Fifty years after US astronaut Neil Armstrong landed on the moon, films about real life space travel are a genre with well-established conventions. First Man is refreshingly unafraid to break them.
It’s well worth seeing, and seeing in a cinema.
You might expect luxurious exterior shots exalting the glory of space with slow, inspiring music.
Well, there’s a bit of that. The lunar descent sequence is awesome and gorgeous, the eerily silent and colourless moonwalk that follows perhaps even more so.
But this is more a film of cramped cockpits, loud and confusing with the scream of hot metal and the bleeping of alarms. It’s intensely claustrophobic, the camera right up in Armstrong actor Ryan Gosling’s face.
You might expect a procedural plot about technical problems and ingenuous solutions. But this is a film about humans, not science.
At its core is emotionally-repressed Armstrong’s struggle to grieve for the daughter he lost to cancer. He shuts himself off from his family, adding to the strain caused by his repeated absences and brushes with death.
Claire Foy is impressive as Jean Armstrong, whose domestic labour fills the gap, and who angrily confronts her husband and his Nasa bosses.
The tension in their marriage acts as a microcosm of the debate around the space race.
Is it, as Jean snaps, just “a bunch of boys making models out of balsa wood”? Or is it, as Ed White played by Jason Clarke gushes, a noble quest to “look out” and “expand our horizons”? White died in the Apollo 1 cockpit fire, shown in all its horrific suddenness. Armstrong, bloodied in a crash, later admonishes his bosses for asking a little too late whether the cost was worth it.
The point is echoed with glimpses of critics, from skinflint politicians to protesters. The space programme wasn’t just a bunch of brilliant scientists and brave pilots. It was the US state, a superpower that was also busy grinding its own citizens down in poverty, segregation and setting Vietnam ablaze.
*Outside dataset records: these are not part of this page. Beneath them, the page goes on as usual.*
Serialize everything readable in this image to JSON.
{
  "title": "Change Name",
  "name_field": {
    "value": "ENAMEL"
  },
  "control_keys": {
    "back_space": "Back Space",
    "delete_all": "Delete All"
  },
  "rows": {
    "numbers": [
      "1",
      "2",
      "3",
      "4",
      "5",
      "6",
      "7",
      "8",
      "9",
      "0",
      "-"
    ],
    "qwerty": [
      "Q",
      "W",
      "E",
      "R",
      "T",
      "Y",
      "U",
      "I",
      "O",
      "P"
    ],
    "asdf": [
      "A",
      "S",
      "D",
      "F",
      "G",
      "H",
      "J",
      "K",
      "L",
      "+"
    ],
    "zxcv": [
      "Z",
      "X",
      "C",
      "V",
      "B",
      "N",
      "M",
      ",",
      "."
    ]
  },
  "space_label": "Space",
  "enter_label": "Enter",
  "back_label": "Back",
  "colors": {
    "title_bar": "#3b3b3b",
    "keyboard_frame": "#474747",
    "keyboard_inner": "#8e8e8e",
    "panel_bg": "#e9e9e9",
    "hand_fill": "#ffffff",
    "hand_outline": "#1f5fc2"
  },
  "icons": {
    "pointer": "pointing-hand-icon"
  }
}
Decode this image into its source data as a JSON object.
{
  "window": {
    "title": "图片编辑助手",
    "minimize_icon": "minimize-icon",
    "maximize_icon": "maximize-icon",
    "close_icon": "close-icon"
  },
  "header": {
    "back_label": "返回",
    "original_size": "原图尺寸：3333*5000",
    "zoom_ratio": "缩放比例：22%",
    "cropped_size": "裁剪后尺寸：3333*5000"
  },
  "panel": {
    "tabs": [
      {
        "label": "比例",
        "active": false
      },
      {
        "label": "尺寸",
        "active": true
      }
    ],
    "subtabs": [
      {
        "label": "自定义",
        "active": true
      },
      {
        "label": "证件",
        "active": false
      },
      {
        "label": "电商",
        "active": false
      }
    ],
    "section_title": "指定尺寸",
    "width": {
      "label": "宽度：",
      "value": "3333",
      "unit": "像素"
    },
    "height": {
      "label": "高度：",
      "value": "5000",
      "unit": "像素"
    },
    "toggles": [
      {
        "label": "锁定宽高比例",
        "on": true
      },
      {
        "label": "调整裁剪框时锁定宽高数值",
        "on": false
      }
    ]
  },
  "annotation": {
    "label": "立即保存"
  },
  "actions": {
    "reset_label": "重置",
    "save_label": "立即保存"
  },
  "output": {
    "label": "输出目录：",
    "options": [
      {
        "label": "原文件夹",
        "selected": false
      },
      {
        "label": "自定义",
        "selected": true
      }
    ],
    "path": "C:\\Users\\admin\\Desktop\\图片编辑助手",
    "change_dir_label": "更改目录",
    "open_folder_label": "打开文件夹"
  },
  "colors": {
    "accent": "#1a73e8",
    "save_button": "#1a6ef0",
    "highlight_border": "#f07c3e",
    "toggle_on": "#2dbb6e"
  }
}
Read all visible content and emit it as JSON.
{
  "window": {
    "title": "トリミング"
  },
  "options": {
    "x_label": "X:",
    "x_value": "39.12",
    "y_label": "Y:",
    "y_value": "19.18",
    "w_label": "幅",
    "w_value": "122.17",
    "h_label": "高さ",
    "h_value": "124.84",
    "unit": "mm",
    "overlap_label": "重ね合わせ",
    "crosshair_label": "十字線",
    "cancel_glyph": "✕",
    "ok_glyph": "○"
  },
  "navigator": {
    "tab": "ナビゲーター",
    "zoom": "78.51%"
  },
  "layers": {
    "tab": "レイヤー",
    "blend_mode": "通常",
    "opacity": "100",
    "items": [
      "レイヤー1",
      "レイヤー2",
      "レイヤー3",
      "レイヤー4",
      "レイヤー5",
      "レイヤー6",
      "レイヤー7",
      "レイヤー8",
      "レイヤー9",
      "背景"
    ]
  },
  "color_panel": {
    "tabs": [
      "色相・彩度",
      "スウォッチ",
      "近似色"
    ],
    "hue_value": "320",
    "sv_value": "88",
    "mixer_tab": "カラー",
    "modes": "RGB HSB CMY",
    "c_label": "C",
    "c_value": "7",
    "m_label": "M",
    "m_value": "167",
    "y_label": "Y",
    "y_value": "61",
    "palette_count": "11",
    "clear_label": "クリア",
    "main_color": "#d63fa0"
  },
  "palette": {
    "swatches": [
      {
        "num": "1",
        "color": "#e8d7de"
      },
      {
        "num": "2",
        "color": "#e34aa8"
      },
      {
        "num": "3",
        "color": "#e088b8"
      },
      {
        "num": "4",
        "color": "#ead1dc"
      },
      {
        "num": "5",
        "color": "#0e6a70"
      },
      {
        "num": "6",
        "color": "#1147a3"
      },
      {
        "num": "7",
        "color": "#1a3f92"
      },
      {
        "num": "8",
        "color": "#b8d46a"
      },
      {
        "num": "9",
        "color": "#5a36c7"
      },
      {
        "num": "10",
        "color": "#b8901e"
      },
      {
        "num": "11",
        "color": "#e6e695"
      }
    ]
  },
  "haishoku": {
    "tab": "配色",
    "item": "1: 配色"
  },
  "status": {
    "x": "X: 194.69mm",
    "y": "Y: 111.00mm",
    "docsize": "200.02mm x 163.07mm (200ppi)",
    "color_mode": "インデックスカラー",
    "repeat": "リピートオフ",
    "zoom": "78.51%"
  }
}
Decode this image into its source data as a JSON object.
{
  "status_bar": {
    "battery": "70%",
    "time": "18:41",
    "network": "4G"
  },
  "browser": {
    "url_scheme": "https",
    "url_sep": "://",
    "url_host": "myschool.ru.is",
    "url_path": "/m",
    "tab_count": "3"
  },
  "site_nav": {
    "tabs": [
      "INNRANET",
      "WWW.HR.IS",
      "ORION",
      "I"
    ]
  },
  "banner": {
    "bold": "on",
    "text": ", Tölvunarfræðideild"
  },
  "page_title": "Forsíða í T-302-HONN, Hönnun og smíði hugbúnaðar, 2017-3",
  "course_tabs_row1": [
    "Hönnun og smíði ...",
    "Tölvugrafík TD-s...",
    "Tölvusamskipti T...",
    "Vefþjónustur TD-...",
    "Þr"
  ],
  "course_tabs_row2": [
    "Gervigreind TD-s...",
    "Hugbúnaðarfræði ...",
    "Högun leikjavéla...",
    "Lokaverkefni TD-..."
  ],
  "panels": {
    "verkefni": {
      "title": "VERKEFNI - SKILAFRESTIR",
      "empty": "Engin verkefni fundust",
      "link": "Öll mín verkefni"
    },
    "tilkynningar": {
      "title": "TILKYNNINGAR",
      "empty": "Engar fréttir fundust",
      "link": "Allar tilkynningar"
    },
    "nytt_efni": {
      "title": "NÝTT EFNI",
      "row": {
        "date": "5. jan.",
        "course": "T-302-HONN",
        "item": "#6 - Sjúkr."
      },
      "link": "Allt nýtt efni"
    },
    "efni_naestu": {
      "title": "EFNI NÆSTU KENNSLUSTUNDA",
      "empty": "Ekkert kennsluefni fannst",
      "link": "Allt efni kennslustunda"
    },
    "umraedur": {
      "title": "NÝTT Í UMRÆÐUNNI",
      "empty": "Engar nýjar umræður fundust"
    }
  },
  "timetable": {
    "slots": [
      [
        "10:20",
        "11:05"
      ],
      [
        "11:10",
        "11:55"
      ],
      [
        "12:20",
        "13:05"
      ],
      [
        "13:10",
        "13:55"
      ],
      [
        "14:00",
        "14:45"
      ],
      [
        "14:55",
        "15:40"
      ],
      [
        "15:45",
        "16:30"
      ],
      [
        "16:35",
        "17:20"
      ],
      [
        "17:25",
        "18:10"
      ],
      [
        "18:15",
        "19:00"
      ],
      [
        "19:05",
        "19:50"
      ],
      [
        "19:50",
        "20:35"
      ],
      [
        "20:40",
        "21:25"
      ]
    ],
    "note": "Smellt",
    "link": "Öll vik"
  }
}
Sending Armstrong to the moon helped US imperialism pose as the representative of all humanity, who watched with bated breath across the world. Today that state sees its power waning, its economy stagnating and a monster in the White House.
So the Apollo programme is the perfect myth for those who’d rather “Make America Great Again” through the cosmopolitan imperialism of John F Kennedy than the insularity of Trump.
The film is as ambiguous as it can probably get away with, even
controversially omitting Armstrong planting a US flag on the moon.
But however much it does to deconstruct a myth of US greatness, it does a bit more to revive it.